┌─ Data for review
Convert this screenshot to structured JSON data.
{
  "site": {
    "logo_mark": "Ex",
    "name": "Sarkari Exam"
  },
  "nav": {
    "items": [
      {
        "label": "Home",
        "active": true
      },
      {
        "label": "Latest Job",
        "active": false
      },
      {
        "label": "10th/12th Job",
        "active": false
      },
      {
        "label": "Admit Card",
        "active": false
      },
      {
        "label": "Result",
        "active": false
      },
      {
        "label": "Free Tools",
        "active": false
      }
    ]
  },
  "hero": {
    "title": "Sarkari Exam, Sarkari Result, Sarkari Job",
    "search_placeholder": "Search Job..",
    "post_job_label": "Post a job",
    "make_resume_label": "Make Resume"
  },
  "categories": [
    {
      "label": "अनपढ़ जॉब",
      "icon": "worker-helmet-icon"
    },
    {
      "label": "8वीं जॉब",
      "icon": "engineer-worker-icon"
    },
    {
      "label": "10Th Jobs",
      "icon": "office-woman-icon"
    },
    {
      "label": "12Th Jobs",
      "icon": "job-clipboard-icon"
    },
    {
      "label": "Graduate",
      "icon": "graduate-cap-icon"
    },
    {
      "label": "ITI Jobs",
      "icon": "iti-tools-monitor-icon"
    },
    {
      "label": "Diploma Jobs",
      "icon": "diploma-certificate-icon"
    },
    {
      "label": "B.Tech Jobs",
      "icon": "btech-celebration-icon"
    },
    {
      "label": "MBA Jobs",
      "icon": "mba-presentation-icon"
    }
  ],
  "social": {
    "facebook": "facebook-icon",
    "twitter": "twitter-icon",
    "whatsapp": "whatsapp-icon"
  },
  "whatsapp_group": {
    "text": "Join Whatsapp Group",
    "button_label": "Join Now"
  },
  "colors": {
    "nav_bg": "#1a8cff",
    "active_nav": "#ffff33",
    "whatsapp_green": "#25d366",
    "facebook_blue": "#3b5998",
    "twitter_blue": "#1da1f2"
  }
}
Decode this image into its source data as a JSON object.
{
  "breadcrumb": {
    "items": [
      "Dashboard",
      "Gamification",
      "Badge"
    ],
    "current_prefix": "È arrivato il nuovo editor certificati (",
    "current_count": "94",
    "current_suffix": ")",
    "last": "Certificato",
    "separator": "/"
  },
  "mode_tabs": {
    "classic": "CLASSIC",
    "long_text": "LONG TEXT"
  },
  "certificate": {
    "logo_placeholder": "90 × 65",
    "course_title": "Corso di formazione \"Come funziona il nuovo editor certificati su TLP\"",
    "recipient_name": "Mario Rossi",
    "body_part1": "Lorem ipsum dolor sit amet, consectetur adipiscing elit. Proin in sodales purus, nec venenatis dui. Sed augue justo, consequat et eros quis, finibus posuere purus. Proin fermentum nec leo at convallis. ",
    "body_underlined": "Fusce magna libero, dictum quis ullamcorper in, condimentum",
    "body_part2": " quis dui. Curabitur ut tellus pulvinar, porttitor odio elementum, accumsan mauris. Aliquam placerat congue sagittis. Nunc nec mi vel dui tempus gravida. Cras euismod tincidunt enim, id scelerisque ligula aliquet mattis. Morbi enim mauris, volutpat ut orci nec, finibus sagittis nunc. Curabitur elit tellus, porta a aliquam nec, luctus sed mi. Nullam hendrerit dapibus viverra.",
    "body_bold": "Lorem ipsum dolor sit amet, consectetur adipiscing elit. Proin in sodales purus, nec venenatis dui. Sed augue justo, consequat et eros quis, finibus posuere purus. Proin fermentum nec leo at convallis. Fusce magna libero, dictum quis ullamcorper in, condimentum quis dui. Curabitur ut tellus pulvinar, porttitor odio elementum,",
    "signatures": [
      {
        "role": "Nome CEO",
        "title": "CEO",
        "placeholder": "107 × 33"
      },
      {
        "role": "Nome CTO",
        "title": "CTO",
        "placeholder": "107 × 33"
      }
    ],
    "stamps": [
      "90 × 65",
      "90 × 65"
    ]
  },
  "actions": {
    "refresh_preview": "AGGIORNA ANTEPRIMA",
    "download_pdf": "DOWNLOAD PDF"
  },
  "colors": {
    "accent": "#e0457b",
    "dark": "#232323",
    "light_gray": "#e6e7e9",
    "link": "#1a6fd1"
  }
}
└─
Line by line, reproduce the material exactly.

Convert this screenshot to structured JSON data.
{
  "site": {
    "logo_mark": "Ex",
    "name": "Sarkari Exam"
  },
  "nav": {
    "items": [
      {
        "label": "Home",
        "active": true
      },
      {
        "label": "Latest Job",
        "active": false
      },
      {
        "label": "10th/12th Job",
        "active": false
      },
      {
        "label": "Admit Card",
        "active": false
      },
      {
        "label": "Result",
        "active": false
      },
      {
        "label": "Free Tools",
        "active": false
      }
    ]
  },
  "hero": {
    "title": "Sarkari Exam, Sarkari Result, Sarkari Job",
    "search_placeholder": "Search Job..",
    "post_job_label": "Post a job",
    "make_resume_label": "Make Resume"
  },
  "categories": [
    {
      "label": "अनपढ़ जॉब",
      "icon": "worker-helmet-icon"
    },
    {
      "label": "8वीं जॉब",
      "icon": "engineer-worker-icon"
    },
    {
      "label": "10Th Jobs",
      "icon": "office-woman-icon"
    },
    {
      "label": "12Th Jobs",
      "icon": "job-clipboard-icon"
    },
    {
      "label": "Graduate",
      "icon": "graduate-cap-icon"
    },
    {
      "label": "ITI Jobs",
      "icon": "iti-tools-monitor-icon"
    },
    {
      "label": "Diploma Jobs",
      "icon": "diploma-certificate-icon"
    },
    {
      "label": "B.Tech Jobs",
      "icon": "btech-celebration-icon"
    },
    {
      "label": "MBA Jobs",
      "icon": "mba-presentation-icon"
    }
  ],
  "social": {
    "facebook": "facebook-icon",
    "twitter": "twitter-icon",
    "whatsapp": "whatsapp-icon"
  },
  "whatsapp_group": {
    "text": "Join Whatsapp Group",
    "button_label": "Join Now"
  },
  "colors": {
    "nav_bg": "#1a8cff",
    "active_nav": "#ffff33",
    "whatsapp_green": "#25d366",
    "facebook_blue": "#3b5998",
    "twitter_blue": "#1da1f2"
  }
}
Decode this image into its source data as a JSON object.
{
  "breadcrumb": {
    "items": [
      "Dashboard",
      "Gamification",
      "Badge"
    ],
    "current_prefix": "È arrivato il nuovo editor certificati (",
    "current_count": "94",
    "current_suffix": ")",
    "last": "Certificato",
    "separator": "/"
  },
  "mode_tabs": {
    "classic": "CLASSIC",
    "long_text": "LONG TEXT"
  },
  "certificate": {
    "logo_placeholder": "90 × 65",
    "course_title": "Corso di formazione \"Come funziona il nuovo editor certificati su TLP\"",
    "recipient_name": "Mario Rossi",
    "body_part1": "Lorem ipsum dolor sit amet, consectetur adipiscing elit. Proin in sodales purus, nec venenatis dui. Sed augue justo, consequat et eros quis, finibus posuere purus. Proin fermentum nec leo at convallis. ",
    "body_underlined": "Fusce magna libero, dictum quis ullamcorper in, condimentum",
    "body_part2": " quis dui. Curabitur ut tellus pulvinar, porttitor odio elementum, accumsan mauris. Aliquam placerat congue sagittis. Nunc nec mi vel dui tempus gravida. Cras euismod tincidunt enim, id scelerisque ligula aliquet mattis. Morbi enim mauris, volutpat ut orci nec, finibus sagittis nunc. Curabitur elit tellus, porta a aliquam nec, luctus sed mi. Nullam hendrerit dapibus viverra.",
    "body_bold": "Lorem ipsum dolor sit amet, consectetur adipiscing elit. Proin in sodales purus, nec venenatis dui. Sed augue justo, consequat et eros quis, finibus posuere purus. Proin fermentum nec leo at convallis. Fusce magna libero, dictum quis ullamcorper in, condimentum quis dui. Curabitur ut tellus pulvinar, porttitor odio elementum,",
    "signatures": [
      {
        "role": "Nome CEO",
        "title": "CEO",
        "placeholder": "107 × 33"
      },
      {
        "role": "Nome CTO",
        "title": "CTO",
        "placeholder": "107 × 33"
      }
    ],
    "stamps": [
      "90 × 65",
      "90 × 65"
    ]
  },
  "actions": {
    "refresh_preview": "AGGIORNA ANTEPRIMA",
    "download_pdf": "DOWNLOAD PDF"
  },
  "colors": {
    "accent": "#e0457b",
    "dark": "#232323",
    "light_gray": "#e6e7e9",
    "link": "#1a6fd1"
  }
}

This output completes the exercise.